For the word "when", return each line of the data in which it occurs.

Data section ▸
————

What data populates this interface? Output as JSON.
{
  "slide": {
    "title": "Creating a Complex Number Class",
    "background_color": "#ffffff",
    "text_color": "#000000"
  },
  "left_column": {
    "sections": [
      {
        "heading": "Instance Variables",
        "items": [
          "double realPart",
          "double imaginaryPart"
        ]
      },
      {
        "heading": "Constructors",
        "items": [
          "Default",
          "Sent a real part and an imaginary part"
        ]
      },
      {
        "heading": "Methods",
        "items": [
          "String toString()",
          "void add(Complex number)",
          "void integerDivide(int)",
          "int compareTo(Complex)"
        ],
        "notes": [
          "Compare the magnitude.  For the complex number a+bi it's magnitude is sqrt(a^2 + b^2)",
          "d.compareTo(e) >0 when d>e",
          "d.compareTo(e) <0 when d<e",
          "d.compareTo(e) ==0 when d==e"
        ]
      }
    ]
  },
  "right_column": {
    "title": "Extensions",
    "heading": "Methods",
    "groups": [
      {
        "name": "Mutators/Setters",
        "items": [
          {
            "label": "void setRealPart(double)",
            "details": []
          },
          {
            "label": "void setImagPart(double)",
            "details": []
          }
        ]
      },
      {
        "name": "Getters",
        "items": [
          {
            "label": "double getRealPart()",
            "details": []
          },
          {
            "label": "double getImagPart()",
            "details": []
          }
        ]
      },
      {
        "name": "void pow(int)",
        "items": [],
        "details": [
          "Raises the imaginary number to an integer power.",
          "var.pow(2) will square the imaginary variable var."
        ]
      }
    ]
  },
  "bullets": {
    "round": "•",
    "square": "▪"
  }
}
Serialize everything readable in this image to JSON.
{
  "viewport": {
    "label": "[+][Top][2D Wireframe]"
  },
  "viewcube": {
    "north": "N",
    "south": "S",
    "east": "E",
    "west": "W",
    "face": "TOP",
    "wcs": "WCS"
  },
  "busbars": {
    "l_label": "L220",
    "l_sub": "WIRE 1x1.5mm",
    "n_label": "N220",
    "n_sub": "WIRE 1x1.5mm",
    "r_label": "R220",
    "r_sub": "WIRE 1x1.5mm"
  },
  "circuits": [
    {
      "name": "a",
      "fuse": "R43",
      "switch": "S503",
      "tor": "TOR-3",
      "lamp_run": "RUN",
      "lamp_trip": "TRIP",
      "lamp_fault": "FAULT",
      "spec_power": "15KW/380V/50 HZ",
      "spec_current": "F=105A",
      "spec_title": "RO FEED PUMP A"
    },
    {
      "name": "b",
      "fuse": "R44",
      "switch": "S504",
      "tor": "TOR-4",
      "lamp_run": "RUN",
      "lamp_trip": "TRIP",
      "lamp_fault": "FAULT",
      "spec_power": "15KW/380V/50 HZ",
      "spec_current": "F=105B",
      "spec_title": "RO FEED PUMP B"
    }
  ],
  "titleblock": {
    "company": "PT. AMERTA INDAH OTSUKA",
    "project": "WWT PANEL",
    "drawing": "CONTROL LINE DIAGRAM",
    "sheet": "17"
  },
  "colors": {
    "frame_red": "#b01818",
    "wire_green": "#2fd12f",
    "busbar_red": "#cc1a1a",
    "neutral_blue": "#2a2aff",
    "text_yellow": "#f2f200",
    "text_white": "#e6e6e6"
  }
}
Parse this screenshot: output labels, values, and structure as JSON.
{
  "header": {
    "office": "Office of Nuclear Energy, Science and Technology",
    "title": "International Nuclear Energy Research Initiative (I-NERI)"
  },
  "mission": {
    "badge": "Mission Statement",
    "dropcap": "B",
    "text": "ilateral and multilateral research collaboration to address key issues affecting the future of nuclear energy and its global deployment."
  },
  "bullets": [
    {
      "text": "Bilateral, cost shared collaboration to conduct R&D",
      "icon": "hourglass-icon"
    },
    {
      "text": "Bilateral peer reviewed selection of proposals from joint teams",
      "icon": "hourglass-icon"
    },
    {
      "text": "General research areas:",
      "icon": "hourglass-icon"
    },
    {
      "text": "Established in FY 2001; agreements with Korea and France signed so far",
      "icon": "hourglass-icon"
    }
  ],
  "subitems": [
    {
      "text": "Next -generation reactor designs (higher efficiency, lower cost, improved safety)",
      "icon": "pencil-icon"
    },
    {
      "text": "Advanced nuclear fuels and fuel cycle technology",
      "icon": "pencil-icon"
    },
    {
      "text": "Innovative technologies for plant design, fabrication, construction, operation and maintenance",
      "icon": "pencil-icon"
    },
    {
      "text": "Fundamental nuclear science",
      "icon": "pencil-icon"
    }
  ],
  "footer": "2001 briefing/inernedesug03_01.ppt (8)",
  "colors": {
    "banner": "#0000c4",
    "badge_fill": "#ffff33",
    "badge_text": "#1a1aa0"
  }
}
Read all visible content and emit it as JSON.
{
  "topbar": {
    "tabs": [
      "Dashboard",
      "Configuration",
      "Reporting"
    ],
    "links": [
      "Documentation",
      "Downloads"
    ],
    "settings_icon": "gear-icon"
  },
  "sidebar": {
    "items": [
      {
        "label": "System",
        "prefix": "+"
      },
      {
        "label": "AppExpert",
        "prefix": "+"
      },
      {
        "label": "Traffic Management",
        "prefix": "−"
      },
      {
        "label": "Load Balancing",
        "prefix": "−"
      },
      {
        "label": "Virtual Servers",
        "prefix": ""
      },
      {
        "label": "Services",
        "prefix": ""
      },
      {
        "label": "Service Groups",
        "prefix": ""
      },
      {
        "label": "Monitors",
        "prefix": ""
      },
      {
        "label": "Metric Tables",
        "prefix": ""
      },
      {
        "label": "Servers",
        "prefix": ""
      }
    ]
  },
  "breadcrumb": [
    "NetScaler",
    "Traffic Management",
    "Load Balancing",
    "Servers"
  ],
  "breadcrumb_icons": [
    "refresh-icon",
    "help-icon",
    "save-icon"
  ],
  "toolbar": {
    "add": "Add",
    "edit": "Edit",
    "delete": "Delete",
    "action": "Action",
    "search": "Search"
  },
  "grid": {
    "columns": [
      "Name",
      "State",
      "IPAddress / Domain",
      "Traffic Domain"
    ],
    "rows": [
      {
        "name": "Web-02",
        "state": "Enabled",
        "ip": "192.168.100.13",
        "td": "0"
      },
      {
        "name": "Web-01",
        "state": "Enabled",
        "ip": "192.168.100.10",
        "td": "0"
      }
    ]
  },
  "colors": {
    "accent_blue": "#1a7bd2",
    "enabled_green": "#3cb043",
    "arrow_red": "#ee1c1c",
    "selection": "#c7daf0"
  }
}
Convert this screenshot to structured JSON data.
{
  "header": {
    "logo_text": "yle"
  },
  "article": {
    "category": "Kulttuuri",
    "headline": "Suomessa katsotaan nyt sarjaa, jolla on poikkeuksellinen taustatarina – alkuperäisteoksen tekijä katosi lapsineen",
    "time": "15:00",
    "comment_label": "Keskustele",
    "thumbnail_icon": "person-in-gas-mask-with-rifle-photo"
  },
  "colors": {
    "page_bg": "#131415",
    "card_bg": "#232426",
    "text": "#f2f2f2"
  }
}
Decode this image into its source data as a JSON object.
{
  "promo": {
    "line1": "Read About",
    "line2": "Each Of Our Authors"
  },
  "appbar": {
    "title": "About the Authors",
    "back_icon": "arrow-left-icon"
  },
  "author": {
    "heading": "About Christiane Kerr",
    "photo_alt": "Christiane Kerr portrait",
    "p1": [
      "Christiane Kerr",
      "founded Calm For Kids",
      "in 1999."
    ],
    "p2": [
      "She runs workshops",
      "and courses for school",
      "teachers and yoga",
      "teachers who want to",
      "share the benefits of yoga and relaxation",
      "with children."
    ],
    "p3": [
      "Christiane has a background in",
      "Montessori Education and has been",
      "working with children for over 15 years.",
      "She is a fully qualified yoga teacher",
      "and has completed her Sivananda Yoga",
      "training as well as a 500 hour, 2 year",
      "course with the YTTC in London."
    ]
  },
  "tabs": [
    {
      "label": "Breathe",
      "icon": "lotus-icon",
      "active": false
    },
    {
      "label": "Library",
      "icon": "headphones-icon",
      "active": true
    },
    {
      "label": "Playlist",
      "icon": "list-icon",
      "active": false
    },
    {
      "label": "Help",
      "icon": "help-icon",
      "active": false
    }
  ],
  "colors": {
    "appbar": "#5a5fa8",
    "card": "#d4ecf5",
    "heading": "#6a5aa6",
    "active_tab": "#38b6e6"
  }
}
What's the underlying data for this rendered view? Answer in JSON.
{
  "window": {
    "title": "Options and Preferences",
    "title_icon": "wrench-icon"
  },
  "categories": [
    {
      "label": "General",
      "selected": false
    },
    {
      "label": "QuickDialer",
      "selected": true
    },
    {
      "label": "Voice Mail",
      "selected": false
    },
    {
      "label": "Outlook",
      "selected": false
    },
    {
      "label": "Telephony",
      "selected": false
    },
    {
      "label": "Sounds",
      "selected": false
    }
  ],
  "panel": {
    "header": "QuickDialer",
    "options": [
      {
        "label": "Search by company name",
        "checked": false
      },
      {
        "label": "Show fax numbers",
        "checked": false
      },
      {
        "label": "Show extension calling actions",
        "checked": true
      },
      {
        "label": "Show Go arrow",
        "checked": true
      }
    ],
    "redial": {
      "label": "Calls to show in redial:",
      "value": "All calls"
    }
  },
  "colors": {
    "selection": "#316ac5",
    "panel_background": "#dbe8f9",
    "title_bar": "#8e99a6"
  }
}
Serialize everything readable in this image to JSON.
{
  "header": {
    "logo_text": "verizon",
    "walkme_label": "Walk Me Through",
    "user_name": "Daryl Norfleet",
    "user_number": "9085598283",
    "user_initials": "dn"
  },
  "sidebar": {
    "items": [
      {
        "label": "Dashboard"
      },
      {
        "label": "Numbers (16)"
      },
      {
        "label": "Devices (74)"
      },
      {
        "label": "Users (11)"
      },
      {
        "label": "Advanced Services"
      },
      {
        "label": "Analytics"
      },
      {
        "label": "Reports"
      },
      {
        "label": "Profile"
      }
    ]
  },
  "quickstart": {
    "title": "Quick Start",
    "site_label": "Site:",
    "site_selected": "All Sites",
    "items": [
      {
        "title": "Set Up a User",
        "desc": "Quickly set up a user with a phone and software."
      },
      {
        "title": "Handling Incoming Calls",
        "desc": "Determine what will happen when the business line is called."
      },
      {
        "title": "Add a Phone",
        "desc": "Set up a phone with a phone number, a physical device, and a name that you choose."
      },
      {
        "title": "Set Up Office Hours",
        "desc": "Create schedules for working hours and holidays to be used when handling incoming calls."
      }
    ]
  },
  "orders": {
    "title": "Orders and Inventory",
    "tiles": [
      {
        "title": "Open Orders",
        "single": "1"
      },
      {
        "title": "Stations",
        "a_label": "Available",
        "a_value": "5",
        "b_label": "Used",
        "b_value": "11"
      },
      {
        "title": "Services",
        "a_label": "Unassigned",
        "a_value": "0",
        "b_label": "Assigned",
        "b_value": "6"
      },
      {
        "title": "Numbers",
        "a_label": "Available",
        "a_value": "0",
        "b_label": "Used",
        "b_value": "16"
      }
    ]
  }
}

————

Answer space ▸
          "d.compareTo(e) >0 when d>e",
          "d.compareTo(e) <0 when d<e",
          "d.compareTo(e) ==0 when d==e"
        "desc": "Determine what will happen when the business line is called."
        "desc": "Create schedules for working hours and holidays to be used when handling incoming calls."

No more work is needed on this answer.